Excerpted data below:

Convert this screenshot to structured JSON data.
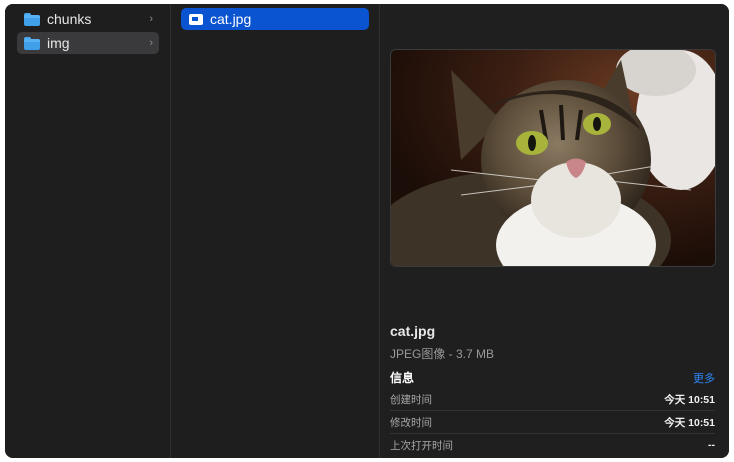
{
  "column1": {
    "items": [
      {
        "label": "chunks",
        "icon": "folder-icon"
      },
      {
        "label": "img",
        "icon": "folder-icon"
      }
    ]
  },
  "column2": {
    "items": [
      {
        "label": "cat.jpg",
        "icon": "image-file-icon"
      }
    ]
  },
  "preview": {
    "image_subject": "photo of a tabby cat with white chest",
    "filename": "cat.jpg",
    "type": "JPEG图像 - 3.7 MB",
    "info_title": "信息",
    "more_link": "更多",
    "info_rows": [
      {
        "key": "创建时间",
        "value": "今天 10:51"
      },
      {
        "key": "修改时间",
        "value": "今天 10:51"
      },
      {
        "key": "上次打开时间",
        "value": "--"
      }
    ]
  },
  "colors": {
    "selection": "#0a53d1",
    "accent_link": "#2f86f7",
    "folder": "#3f9fe9"
  }
}
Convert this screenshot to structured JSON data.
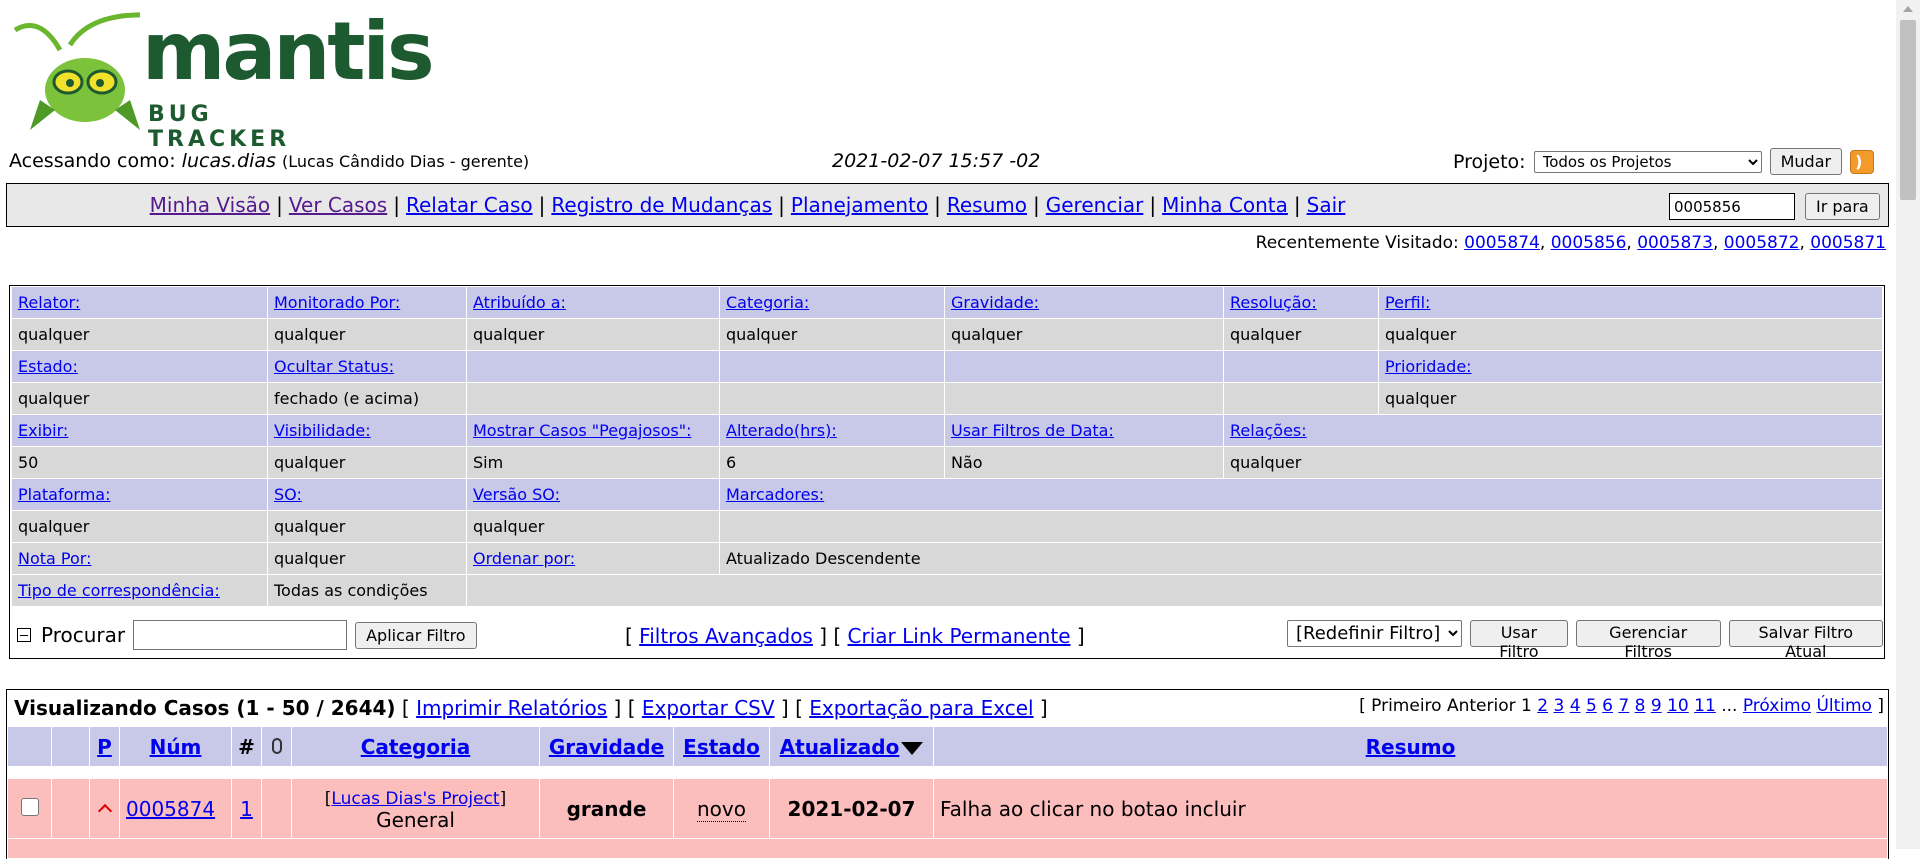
{
  "logo": {
    "word": "mantis",
    "sub": "BUG TRACKER"
  },
  "login": {
    "label": "Acessando como:",
    "user": "lucas.dias",
    "realname": "(Lucas Cândido Dias - gerente)",
    "datetime": "2021-02-07 15:57 -02",
    "project_label": "Projeto:",
    "project_selected": "Todos os Projetos",
    "change_button": "Mudar"
  },
  "menu": {
    "items": [
      "Minha Visão",
      "Ver Casos",
      "Relatar Caso",
      "Registro de Mudanças",
      "Planejamento",
      "Resumo",
      "Gerenciar",
      "Minha Conta",
      "Sair"
    ],
    "jump_value": "0005856",
    "jump_button": "Ir para"
  },
  "recent": {
    "label": "Recentemente Visitado:",
    "items": [
      "0005874",
      "0005856",
      "0005873",
      "0005872",
      "0005871"
    ]
  },
  "filter": {
    "relator": "Relator:",
    "relator_v": "qualquer",
    "monitorado": "Monitorado Por:",
    "monitorado_v": "qualquer",
    "atribuido": "Atribuído a:",
    "atribuido_v": "qualquer",
    "categoria": "Categoria:",
    "categoria_v": "qualquer",
    "gravidade": "Gravidade:",
    "gravidade_v": "qualquer",
    "resolucao": "Resolução:",
    "resolucao_v": "qualquer",
    "perfil": "Perfil:",
    "perfil_v": "qualquer",
    "estado": "Estado:",
    "estado_v": "qualquer",
    "ocultar": "Ocultar Status:",
    "ocultar_v": "fechado (e acima)",
    "prioridade": "Prioridade:",
    "prioridade_v": "qualquer",
    "exibir": "Exibir:",
    "exibir_v": "50",
    "visibilidade": "Visibilidade:",
    "visibilidade_v": "qualquer",
    "pegajosos": "Mostrar Casos \"Pegajosos\":",
    "pegajosos_v": "Sim",
    "alterado": "Alterado(hrs):",
    "alterado_v": "6",
    "filtros_data": "Usar Filtros de Data:",
    "filtros_data_v": "Não",
    "relacoes": "Relações:",
    "relacoes_v": "qualquer",
    "plataforma": "Plataforma:",
    "plataforma_v": "qualquer",
    "so": "SO:",
    "so_v": "qualquer",
    "versao_so": "Versão SO:",
    "versao_so_v": "qualquer",
    "marcadores": "Marcadores:",
    "nota_por": "Nota Por:",
    "nota_por_v": "qualquer",
    "ordenar": "Ordenar por:",
    "ordenar_v": "Atualizado Descendente",
    "correspondencia": "Tipo de correspondência:",
    "correspondencia_v": "Todas as condições"
  },
  "search": {
    "label": "Procurar",
    "apply_button": "Aplicar Filtro",
    "advanced": "Filtros Avançados",
    "permalink": "Criar Link Permanente",
    "reset_selected": "[Redefinir Filtro]",
    "use_button": "Usar Filtro",
    "manage_button": "Gerenciar Filtros",
    "save_button": "Salvar Filtro Atual"
  },
  "results": {
    "title": "Visualizando Casos (1 - 50 / 2644)",
    "print": "Imprimir Relatórios",
    "csv": "Exportar CSV",
    "excel": "Exportação para Excel",
    "pager_prefix": "[ Primeiro Anterior 1",
    "pages": [
      "2",
      "3",
      "4",
      "5",
      "6",
      "7",
      "8",
      "9",
      "10",
      "11"
    ],
    "ellipsis": "...",
    "next": "Próximo",
    "last": "Último",
    "pager_suffix": "]"
  },
  "columns": {
    "p": "P",
    "num": "Núm",
    "hash": "#",
    "categoria": "Categoria",
    "gravidade": "Gravidade",
    "estado": "Estado",
    "atualizado": "Atualizado",
    "resumo": "Resumo"
  },
  "rows": [
    {
      "num": "0005874",
      "notes": "1",
      "project": "Lucas Dias's Project",
      "category": "General",
      "severity": "grande",
      "status": "novo",
      "updated": "2021-02-07",
      "summary": "Falha ao clicar no botao incluir"
    }
  ],
  "colors": {
    "header_bg": "#c8c8e8",
    "value_bg": "#d8d8d8",
    "row_new": "#fcbdbd",
    "link": "#0000ee"
  }
}
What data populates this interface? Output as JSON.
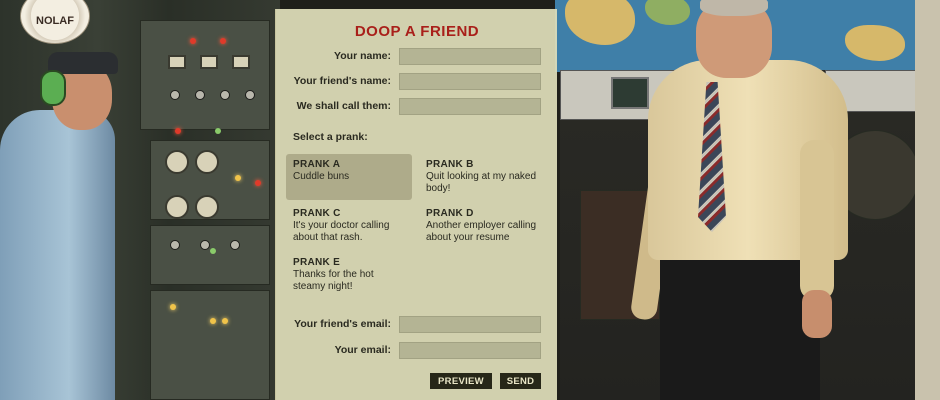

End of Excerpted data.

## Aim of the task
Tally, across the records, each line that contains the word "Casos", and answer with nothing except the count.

## Response to the task
3